When we do so, a telling fact emerges: the performance of our children in GSAT far exceeds their performance in CSEC. This can easily be confirmed factually. In the recently concluded GSAT, the national average scores were the following:
Math - 63 per cent
Science - 64 per cent
Social studies - 62 per cent
Language arts - 60 per cent
English composition - 75 per cent
On the other hand, in her recent widely quoted speech, the acting permanent secretary in the Ministry of Education informed us of the following: Of a cohort of 50,000 students in the secondary system, only 30,000 sat CSEC. Of this 30,000, only 15,000 received acceptable grades, and only 6,000 (12 per cent!) passed five subjects at a single sitting.
Only one conclusion can be arrived at from these data: the primary system is currently supplying students to the secondary system at a higher level than the secondary system is outputting. More crudely: the secondary system is dumbing down what has been achieved at the primary level.
Last year, the Planning Institute of Jamaica completed a comparative study of the 162 'CSEC-registered' secondary schools. They grouped them into the following three categories:
1. Upgraded secondary high schools
- 97, or 60 per cent
2. Secondary high schools
- 51, or 31 per cent
3. Technical High Schools
- 14, or nine per cent
Eighty-eight per cent of students in the secondary high school group scored above the national average in English and math. Twenty-five per cent of students in technical high schools scored above the national average. And only 13.4 per cent of students in upgraded secondary schools score above the national average. These numbers describe a brutal reality: after all these decades, these 'upgraded' high schools have yet to be upgraded.

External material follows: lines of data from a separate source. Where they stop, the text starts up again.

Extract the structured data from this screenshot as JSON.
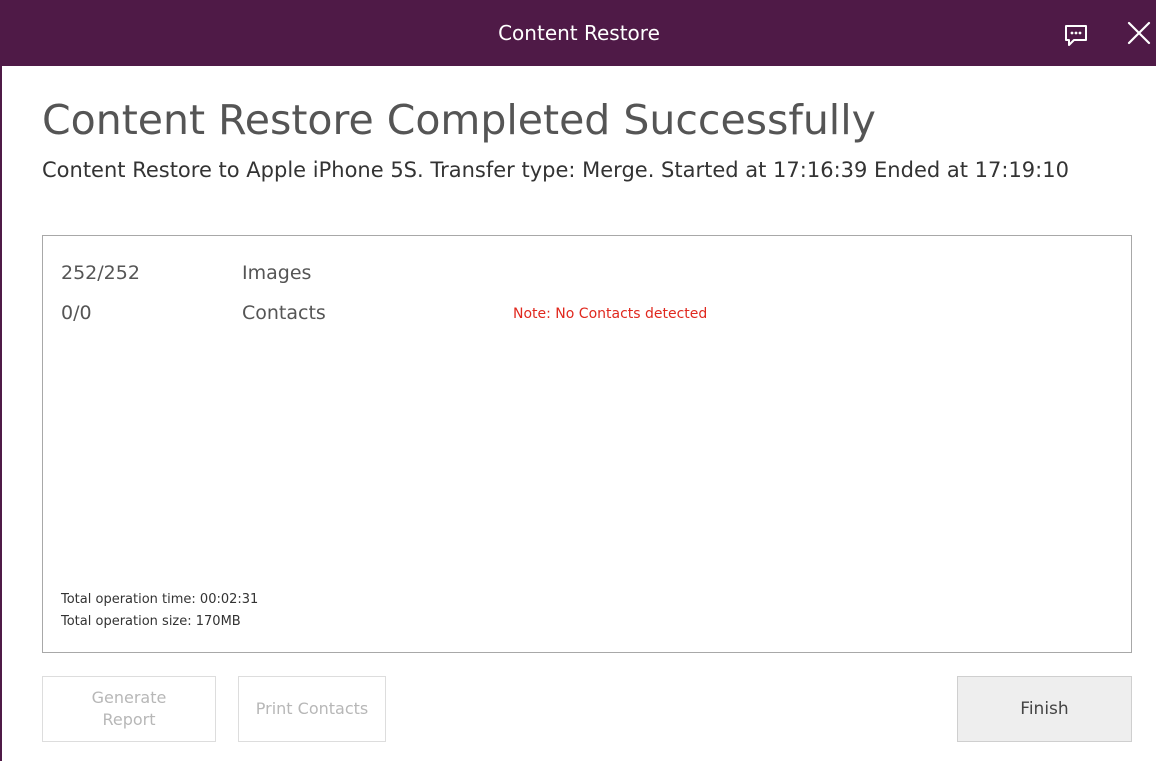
{
  "window": {
    "title": "Content Restore"
  },
  "icons": {
    "feedback": "feedback-icon",
    "close": "close-icon"
  },
  "colors": {
    "titlebar": "#4f1a47",
    "note": "#e0281e"
  },
  "main": {
    "heading": "Content Restore Completed Successfully",
    "subheading": "Content Restore to Apple iPhone 5S. Transfer type: Merge. Started at 17:16:39 Ended at 17:19:10"
  },
  "results": {
    "items": [
      {
        "count": "252/252",
        "label": "Images",
        "note": ""
      },
      {
        "count": "0/0",
        "label": "Contacts",
        "note": "Note: No Contacts detected"
      }
    ],
    "total_time": "Total operation time: 00:02:31",
    "total_size": "Total operation size: 170MB"
  },
  "buttons": {
    "generate_report": "Generate Report",
    "print_contacts": "Print Contacts",
    "finish": "Finish"
  }
}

The relapse of our children after GSAT seems to occur primarily in grades seven to nine, and especially in grade seven. Something is seriously wrong with the transition from the primary to the secondary levels. Part of it may be caused by poor teaching and principalship in secondary, as compared to primary, schools. Part of it may be linked to new economic demands on adolescents, especially in rural areas like upper Trelawny. Part of it could be because of the onset of adolescence-puberty, sex, popular culture, and so forth.
Whatever the source, the data suggest that a systemic problem of educational relapse has been taking place in age groups 12-14, especially affecting males.

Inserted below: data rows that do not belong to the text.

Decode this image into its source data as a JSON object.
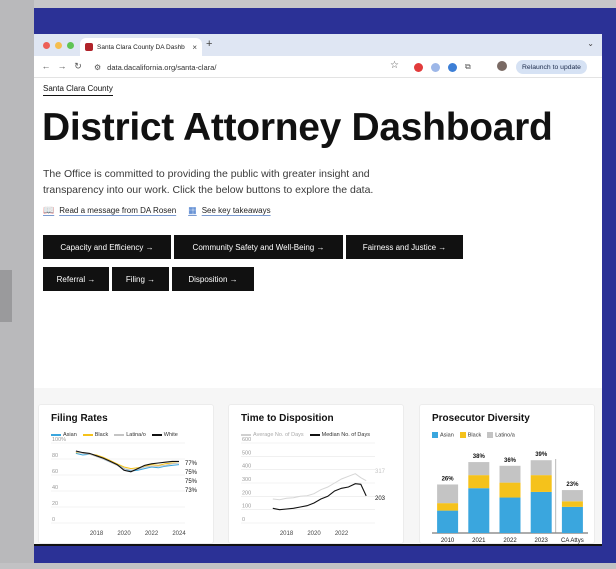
{
  "browser": {
    "tab_title": "Santa Clara County DA Dashb",
    "url": "data.dacalifornia.org/santa-clara/",
    "relaunch_label": "Relaunch to update",
    "icons": [
      "back-arrow",
      "forward-arrow",
      "reload",
      "site-settings",
      "star",
      "extensions-puzzle"
    ]
  },
  "header": {
    "county_link": "Santa Clara County",
    "title": "District Attorney Dashboard",
    "intro": "The Office is committed to providing the public with greater insight and transparency into our work. Click the below buttons to explore the data."
  },
  "links": {
    "message": "Read a message from DA Rosen",
    "takeaways": "See key takeaways"
  },
  "buttons": {
    "row1": [
      "Capacity and Efficiency →",
      "Community Safety and Well-Being →",
      "Fairness and Justice →"
    ],
    "row2": [
      "Referral →",
      "Filing →",
      "Disposition →"
    ]
  },
  "colors": {
    "accent_blue": "#3aa6de",
    "accent_yellow": "#f5c21b",
    "gray": "#c4c4c4",
    "button_bg": "#111111"
  },
  "chart_data": [
    {
      "type": "line",
      "title": "Filing Rates",
      "legend": [
        "Asian",
        "Black",
        "Latina/o",
        "White"
      ],
      "x": [
        2016.5,
        2017,
        2017.5,
        2018,
        2018.5,
        2019,
        2019.5,
        2020,
        2020.5,
        2021,
        2021.5,
        2022,
        2022.5,
        2023,
        2023.5,
        2024
      ],
      "xticks": [
        "2018",
        "2020",
        "2022",
        "2024"
      ],
      "yticks": [
        "0",
        "20",
        "40",
        "60",
        "80",
        "100%"
      ],
      "ylim": [
        0,
        100
      ],
      "series": [
        {
          "name": "Asian",
          "values": [
            87,
            85,
            86,
            84,
            80,
            76,
            73,
            68,
            65,
            66,
            68,
            70,
            69,
            71,
            72,
            73
          ]
        },
        {
          "name": "Black",
          "values": [
            88,
            88,
            86,
            85,
            82,
            78,
            74,
            70,
            68,
            69,
            71,
            73,
            72,
            74,
            75,
            75
          ]
        },
        {
          "name": "Latina/o",
          "values": [
            89,
            87,
            86,
            83,
            80,
            76,
            72,
            68,
            66,
            67,
            70,
            71,
            71,
            72,
            74,
            75
          ]
        },
        {
          "name": "White",
          "values": [
            90,
            88,
            87,
            84,
            81,
            77,
            73,
            66,
            64,
            68,
            72,
            74,
            75,
            76,
            77,
            77
          ]
        }
      ],
      "end_labels": [
        "77%",
        "75%",
        "75%",
        "73%"
      ]
    },
    {
      "type": "line",
      "title": "Time to Disposition",
      "legend": [
        "Average No. of Days",
        "Median No. of Days"
      ],
      "x": [
        2017,
        2017.5,
        2018,
        2018.5,
        2019,
        2019.5,
        2020,
        2020.5,
        2021,
        2021.5,
        2022,
        2022.5,
        2023,
        2023.4,
        2023.8
      ],
      "xticks": [
        "2018",
        "2020",
        "2022"
      ],
      "yticks": [
        "0",
        "100",
        "200",
        "300",
        "400",
        "500",
        "600"
      ],
      "ylim": [
        0,
        600
      ],
      "series": [
        {
          "name": "Average No. of Days",
          "values": [
            180,
            175,
            185,
            190,
            200,
            205,
            220,
            250,
            270,
            300,
            330,
            350,
            370,
            340,
            317
          ]
        },
        {
          "name": "Median No. of Days",
          "values": [
            110,
            100,
            105,
            110,
            120,
            130,
            150,
            180,
            200,
            240,
            260,
            270,
            295,
            290,
            203
          ]
        }
      ],
      "end_labels": [
        "317",
        "203"
      ]
    },
    {
      "type": "bar",
      "title": "Prosecutor Diversity",
      "legend": [
        "Asian",
        "Black",
        "Latino/a"
      ],
      "categories": [
        "2010",
        "2021",
        "2022",
        "2023",
        "CA Attys"
      ],
      "series": [
        {
          "name": "Asian",
          "values": [
            12,
            24,
            19,
            22,
            14
          ]
        },
        {
          "name": "Black",
          "values": [
            4,
            7,
            8,
            9,
            3
          ]
        },
        {
          "name": "Latino/a",
          "values": [
            10,
            7,
            9,
            8,
            6
          ]
        }
      ],
      "totals": [
        "26%",
        "38%",
        "36%",
        "39%",
        "23%"
      ],
      "ylim": [
        0,
        45
      ]
    }
  ]
}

This is not a problem which can be tackled by a special project. It is too systemic and all-pervasive. An entirely new and focused approach is needed. Fixing the educational experience of our adolescents is our principal challenge over the next five years. We must buckle down to tackle it without delay. The youth are our future and we must never forget it.
Professor Don Robotham is an anthropologist based in the United States. Email feedback to firstname.lastname@example.org.